This next video should be one that Fredette watches everynight this summer before he goes to bed. It shows J.J. Redick running the pick-and-roll for the Magic this season. You’ll see a healthy mix of jumpshots as well as forays to the rim to keep the defense honest. The defining themes are Redick sizing up the defense and making a quick assertive decision about where the ball should go.
The pick-and-roll has become a huge part of what J.J. Redick does for the Magic on a nightly basis, and it will continue to be featured heavily on Fredette’s offensive menu. Redick has found a wonderful middle ground, throwing darts from the outside, keeping the defense honest by attacking the rim strong when the opportunity presents itself and intentionally moving defenders to create openings for his teammates. Fredette has the potential to be an incredible pick-and-roll player but he has to expand his attack to multi-dimensions.
Being slightly under-sized, lacking world-beating athleticism, and having displayed little defensive aggression in college it was expected that Fredette would struggle, possibly mightily, defending ball handlers. He was actually surprisingly effective in isolations, holding his opponents 0.67 points per possession on 57 possessions. But in the pick-and-roll Fredette’s rookie nature was exposed. The video below shows three representative examples of his pick-and-roll defense this season.
I realize it’s a little unfair to judge his effectiveness by how he defends Chris Paul, but the flaws he displays here also showed against lesser pick-and-roll puppeteers. In all three of these plays Fredette either fails to anticipate the screen entirely, or gets fooled by a slight change. For example, in the first play when Kenyon Martin slips around simply sets the screen on the opposite he approached on. In each set Fredette is completely reactive and the execution of seasoned veterans takes him completely out of the play. Now watch Redick defend three pick-and-rolls involving Dwyane Wade and Norris Cole as ball handlers.
In all three sets Redick is actively anticipating both the coming screen and the movement of the ball, and he’s able to pro-actively avoid or disengage, keeping himself in the play enough to challenge the shot. This is not the manifestation of some remarkable innate defensive understanding. As a rookie, Redick was just as reactive and off-balance as Fredette. He’s obviously put a remarkable amount of time and mental effort into practicing and visualizing how to handle these situations and he’s made himself into a terrific defender. On the season, ball handlers scored just 0.74 points per possession in pick-and-rolls against Redick, a testament to how far he’s come. There’s no reason that the same inputs of focus and effort on Fredette’s part can’t produce similar outputs in defensive results.

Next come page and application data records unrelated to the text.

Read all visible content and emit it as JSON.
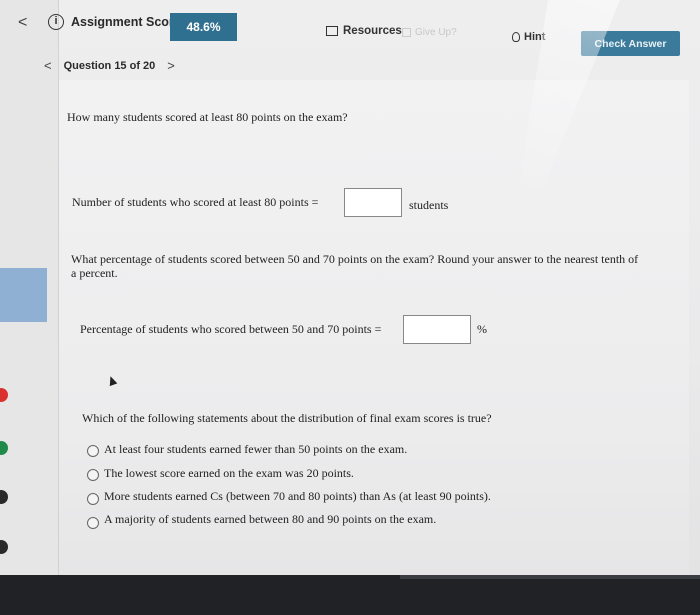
{
  "toolbar": {
    "back": "<",
    "info_icon": "i",
    "score_label": "Assignment Score:",
    "score_value": "48.6%",
    "resources": "Resources",
    "give_up": "Give Up?",
    "hint": "Hint",
    "check_answer": "Check Answer"
  },
  "question_nav": {
    "prev": "<",
    "label": "Question 15 of 20",
    "next": ">"
  },
  "question": {
    "prompt": "How many students scored at least 80 points on the exam?",
    "part1_label": "Number of students who scored at least 80 points =",
    "part1_value": "",
    "part1_unit": "students",
    "part2_prompt_line1": "What percentage of students scored between 50 and 70 points on the exam? Round your answer to the nearest tenth of",
    "part2_prompt_line2": "a percent.",
    "part2_label": "Percentage of students who scored between 50 and 70 points =",
    "part2_value": "",
    "part2_unit": "%",
    "part3_prompt": "Which of the following statements about the distribution of final exam scores is true?",
    "options": [
      "At least four students earned fewer than 50 points on the exam.",
      "The lowest score earned on the exam was 20 points.",
      "More students earned Cs (between 70 and 80 points) than As (at least 90 points).",
      "A majority of students earned between 80 and 90 points on the exam."
    ]
  },
  "colors": {
    "score_badge": "#2f6f8f",
    "check_answer": "#3b7a9a",
    "left_strip": "#8fb0d3"
  }
}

With Isaiah Thomas racing past and greedily snatching up game experience, Jimmer Fredette‘s rookie season may look like some sort of failure. But patience and context are the keys. Take your time machine back to last June and review what was expected. Jump back in, skip forward, and compare that to where he sits now. I believe you’ll find the difference is not as great as swiss-cheese memory makes it appear to be. Fredette is lacking a certain measure of blue-collar tenacity, confidence, and a physicality that will benefit him at both ends of the floor. But watching the development of J.J. Redick should leave you with the thought that his considerable ceiling is still well within reach.